4. Not saving 10% for your retirement? Then you're spending too much. In "The Millionaire Next Door," Tom Stanley and Bill Danko reveal the one habit all millionaires share: "Frugality: They live well below their means The opposite of frugal is wasteful. We define wasteful as a lifestyle marked by lavish spending and hyper-consumption. Being frugal is the cornerstone of wealth-building." Simple math: Nothing saved equals nothing invested, equals nothing for retirement. Start saving at least 10% if you want to retire comfortably.
5. Forget short-term market swings. Focus on long-term retirement goals and harness the power of compounding interest. A 25-year-old investing $3,000 annually can retire with a million at 65 at 10% average returns. Start early and at 65 most of your retirement portfolio will be in the growth of your savings. For example, a 25-year-old could have a million bucks investing their $120,000 slowly over 40 years, the rest is compounded interest and appreciation. And that's just one part of the nest egg if you start early.
6. Forget stock market news. Invest lazily, then go do what you love. As the legendary Fidelity investor Peter Lynch once put it in "One Up on The Street": "If you spend more than 15 minutes a year worrying about the market, you've wasted 12 minutes." And in researching 5,000 millionaires for his book, Edelman discovered that they spend an average of about six minutes a day on personal finance. They don't waste time watching cable news, reading brokers reports, attending seminars, studying stocks tables, subscribing to newsletters, and reading financial newspapers. Just six minutes a day, the rest is precious time wasted: That leaves them 23 hours, 54 minutes every day to do what they really love.

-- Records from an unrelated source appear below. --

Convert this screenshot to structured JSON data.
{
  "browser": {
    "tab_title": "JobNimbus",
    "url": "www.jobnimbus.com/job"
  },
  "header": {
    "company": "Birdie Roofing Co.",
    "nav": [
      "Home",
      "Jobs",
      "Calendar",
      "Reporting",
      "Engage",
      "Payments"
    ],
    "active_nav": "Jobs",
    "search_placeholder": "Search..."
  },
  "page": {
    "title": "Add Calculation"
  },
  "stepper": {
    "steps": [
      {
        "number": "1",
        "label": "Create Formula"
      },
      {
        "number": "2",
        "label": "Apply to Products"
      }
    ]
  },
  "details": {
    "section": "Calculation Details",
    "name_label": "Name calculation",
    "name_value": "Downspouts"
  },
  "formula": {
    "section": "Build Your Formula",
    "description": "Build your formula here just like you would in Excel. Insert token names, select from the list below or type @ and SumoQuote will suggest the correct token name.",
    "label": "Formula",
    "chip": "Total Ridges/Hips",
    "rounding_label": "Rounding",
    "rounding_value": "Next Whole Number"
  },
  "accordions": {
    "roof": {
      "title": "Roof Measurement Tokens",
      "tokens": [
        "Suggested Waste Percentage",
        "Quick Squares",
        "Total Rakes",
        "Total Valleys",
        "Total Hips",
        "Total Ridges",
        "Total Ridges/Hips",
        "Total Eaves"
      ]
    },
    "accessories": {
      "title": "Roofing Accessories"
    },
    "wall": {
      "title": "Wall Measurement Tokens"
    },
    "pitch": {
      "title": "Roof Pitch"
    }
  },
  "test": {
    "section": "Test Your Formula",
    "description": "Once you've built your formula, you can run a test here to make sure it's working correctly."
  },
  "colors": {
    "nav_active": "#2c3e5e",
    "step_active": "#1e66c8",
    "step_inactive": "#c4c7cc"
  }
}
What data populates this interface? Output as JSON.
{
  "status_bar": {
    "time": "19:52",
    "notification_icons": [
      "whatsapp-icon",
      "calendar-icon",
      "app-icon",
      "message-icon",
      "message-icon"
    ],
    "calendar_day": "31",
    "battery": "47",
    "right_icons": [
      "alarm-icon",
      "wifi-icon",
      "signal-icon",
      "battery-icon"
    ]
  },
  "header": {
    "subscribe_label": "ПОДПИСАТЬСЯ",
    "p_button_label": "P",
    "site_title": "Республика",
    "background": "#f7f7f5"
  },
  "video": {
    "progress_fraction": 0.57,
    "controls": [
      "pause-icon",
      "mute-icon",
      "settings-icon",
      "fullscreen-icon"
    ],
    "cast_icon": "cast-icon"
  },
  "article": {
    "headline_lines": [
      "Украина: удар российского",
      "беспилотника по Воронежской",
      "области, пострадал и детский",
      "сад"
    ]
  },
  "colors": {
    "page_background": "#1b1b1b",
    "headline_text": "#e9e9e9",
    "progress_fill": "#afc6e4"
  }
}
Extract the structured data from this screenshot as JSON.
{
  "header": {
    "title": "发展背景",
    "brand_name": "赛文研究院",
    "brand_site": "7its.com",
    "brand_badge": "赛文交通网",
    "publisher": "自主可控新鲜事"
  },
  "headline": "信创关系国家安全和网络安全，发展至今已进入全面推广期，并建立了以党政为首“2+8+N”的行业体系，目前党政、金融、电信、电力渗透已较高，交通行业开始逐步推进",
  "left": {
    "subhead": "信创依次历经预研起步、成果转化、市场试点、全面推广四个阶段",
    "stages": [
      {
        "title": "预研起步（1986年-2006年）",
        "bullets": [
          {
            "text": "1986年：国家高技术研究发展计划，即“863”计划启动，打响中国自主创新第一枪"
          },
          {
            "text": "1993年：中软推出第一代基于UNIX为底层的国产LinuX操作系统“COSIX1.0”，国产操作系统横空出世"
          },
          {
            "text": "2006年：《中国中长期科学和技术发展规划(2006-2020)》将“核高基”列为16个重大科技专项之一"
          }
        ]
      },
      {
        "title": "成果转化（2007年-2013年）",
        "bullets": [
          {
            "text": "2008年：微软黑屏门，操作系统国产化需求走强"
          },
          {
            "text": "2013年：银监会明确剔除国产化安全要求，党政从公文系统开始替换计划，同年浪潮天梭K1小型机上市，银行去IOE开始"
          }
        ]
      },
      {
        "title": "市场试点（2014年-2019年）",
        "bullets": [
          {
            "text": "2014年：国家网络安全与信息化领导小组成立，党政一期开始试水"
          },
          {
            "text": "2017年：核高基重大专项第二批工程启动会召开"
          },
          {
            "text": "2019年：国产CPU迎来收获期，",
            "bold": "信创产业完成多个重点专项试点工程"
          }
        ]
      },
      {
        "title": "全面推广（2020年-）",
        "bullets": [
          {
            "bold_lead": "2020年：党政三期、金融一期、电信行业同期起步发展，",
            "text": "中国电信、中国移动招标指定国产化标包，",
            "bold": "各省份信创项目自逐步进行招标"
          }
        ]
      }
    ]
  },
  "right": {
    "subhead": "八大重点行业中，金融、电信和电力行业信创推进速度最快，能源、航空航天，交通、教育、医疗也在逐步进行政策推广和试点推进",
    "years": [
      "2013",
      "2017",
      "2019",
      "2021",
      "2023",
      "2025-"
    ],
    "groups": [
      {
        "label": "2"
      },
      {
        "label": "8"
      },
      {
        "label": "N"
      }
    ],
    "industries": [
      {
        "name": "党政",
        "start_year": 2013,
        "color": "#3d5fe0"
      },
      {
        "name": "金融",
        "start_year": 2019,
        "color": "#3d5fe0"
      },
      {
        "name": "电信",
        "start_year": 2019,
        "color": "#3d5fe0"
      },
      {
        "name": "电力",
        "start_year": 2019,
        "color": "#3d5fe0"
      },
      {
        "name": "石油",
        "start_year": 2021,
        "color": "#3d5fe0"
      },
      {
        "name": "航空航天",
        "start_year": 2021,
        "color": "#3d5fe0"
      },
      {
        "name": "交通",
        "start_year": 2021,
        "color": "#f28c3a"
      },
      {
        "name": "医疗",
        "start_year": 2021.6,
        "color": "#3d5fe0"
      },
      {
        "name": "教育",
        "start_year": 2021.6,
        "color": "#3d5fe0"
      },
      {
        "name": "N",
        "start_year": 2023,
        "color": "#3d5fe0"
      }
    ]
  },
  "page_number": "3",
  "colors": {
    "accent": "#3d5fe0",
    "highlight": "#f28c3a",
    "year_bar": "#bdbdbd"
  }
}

Remember, there are far more important things in life, not just a career that turns you on every day, but your loved ones, kids and parents, socializing, hobbies, movies, sports, making the world a better place, ordinary stuff, living a full life.